Segment Start: SUPPLIED DATA

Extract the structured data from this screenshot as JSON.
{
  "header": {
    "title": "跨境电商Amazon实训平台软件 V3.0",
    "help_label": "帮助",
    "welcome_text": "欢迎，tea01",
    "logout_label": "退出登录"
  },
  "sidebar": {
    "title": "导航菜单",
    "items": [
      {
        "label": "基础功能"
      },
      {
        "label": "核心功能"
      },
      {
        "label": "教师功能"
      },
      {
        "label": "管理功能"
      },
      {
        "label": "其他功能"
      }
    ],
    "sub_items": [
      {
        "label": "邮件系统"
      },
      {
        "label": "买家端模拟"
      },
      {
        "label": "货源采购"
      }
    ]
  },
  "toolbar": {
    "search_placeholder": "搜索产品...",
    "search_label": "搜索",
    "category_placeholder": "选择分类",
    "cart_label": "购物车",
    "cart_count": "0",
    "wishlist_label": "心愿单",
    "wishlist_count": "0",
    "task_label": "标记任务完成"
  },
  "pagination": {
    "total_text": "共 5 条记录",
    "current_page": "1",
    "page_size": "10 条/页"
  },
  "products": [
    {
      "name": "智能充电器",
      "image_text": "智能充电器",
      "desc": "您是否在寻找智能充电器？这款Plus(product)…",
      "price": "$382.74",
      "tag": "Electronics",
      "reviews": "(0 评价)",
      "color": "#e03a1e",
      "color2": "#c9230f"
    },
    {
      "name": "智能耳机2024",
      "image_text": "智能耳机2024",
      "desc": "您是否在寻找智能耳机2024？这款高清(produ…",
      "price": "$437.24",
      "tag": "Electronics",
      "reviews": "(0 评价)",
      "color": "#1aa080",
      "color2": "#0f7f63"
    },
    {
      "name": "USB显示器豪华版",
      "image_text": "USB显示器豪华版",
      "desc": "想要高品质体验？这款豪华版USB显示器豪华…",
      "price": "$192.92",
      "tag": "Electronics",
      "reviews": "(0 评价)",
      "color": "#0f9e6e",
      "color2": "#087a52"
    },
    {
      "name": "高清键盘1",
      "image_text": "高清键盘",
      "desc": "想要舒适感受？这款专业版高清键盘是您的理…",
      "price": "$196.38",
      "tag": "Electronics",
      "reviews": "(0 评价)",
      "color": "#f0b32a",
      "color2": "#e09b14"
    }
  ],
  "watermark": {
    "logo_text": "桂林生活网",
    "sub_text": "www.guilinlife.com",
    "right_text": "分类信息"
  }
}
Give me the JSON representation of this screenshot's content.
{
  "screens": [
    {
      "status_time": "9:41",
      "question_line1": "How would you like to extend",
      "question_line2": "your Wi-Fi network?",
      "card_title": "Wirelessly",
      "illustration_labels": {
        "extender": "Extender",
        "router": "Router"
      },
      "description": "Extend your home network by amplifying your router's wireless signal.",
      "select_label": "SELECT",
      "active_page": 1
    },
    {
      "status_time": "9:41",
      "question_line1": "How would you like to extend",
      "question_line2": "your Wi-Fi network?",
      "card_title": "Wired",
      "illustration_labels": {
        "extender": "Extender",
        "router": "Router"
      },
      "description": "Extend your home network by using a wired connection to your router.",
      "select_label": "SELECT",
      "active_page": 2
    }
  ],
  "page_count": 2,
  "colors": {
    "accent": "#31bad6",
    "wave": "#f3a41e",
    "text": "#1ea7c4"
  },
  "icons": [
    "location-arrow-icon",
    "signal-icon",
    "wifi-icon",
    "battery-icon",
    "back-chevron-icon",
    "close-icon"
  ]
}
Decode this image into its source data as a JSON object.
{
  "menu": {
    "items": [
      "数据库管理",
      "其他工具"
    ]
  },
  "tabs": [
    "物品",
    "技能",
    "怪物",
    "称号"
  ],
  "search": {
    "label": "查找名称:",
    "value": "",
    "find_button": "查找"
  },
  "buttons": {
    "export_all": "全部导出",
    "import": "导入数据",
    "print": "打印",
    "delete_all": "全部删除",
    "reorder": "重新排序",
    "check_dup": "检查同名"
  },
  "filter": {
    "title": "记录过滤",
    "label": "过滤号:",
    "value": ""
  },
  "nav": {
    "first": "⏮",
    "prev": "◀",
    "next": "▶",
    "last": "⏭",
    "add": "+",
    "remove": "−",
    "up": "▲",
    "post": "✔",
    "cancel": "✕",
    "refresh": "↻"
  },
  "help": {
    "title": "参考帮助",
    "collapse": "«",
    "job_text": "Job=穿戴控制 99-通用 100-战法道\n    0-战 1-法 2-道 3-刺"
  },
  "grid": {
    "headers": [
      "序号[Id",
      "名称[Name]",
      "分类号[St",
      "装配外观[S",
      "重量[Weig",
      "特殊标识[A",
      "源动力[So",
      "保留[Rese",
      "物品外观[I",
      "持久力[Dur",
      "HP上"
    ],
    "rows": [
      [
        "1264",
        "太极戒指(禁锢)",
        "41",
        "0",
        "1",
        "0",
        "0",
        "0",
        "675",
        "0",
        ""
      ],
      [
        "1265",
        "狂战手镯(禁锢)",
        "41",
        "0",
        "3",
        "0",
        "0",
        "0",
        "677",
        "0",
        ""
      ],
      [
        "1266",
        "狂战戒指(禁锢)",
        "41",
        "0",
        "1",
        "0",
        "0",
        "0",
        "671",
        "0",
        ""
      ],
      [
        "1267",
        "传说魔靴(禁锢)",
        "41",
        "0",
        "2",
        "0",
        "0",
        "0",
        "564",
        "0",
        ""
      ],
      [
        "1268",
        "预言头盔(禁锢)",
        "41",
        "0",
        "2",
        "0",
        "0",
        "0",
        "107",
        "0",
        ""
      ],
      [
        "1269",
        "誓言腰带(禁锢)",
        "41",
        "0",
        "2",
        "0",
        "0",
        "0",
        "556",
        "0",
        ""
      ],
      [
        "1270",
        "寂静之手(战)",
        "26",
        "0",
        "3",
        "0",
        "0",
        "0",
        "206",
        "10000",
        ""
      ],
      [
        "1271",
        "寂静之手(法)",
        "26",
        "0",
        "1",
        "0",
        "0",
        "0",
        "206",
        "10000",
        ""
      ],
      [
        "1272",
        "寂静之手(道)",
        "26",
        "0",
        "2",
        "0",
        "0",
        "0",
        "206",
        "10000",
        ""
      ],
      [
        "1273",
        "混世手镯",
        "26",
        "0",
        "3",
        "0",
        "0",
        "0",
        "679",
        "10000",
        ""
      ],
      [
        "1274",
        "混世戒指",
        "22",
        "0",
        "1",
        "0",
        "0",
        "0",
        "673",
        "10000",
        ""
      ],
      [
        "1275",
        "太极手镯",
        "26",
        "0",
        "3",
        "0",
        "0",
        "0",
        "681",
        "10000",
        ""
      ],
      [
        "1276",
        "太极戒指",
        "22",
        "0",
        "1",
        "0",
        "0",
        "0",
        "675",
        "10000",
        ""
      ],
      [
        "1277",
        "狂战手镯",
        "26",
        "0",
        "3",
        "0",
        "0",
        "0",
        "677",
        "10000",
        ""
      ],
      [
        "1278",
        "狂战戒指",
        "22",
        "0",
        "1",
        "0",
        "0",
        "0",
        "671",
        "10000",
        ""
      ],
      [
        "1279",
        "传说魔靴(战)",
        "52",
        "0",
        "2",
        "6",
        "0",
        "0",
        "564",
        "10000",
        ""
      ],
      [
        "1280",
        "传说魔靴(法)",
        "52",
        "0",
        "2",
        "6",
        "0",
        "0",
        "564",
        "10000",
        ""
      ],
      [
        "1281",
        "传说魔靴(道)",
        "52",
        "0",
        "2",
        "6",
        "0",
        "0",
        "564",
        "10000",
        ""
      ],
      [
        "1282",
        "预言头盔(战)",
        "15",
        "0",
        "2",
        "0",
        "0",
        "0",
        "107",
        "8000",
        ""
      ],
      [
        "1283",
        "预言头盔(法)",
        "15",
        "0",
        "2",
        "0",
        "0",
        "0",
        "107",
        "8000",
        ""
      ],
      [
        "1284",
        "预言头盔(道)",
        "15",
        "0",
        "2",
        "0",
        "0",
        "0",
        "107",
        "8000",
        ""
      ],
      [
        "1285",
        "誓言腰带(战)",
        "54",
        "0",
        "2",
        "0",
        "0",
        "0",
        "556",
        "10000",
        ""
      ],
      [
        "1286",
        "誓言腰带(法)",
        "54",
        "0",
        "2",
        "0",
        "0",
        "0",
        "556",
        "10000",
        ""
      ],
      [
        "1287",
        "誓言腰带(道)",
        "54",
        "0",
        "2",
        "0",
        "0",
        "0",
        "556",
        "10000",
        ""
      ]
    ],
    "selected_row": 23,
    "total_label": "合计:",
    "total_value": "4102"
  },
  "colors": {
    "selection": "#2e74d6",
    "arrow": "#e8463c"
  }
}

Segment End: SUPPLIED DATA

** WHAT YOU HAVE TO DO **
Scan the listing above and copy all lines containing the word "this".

** RESPONSE TO THE TASK **
Extract the structured data from this screenshot as JSON.
Give me the JSON representation of this screenshot's content.
Decode this image into its source data as a JSON object.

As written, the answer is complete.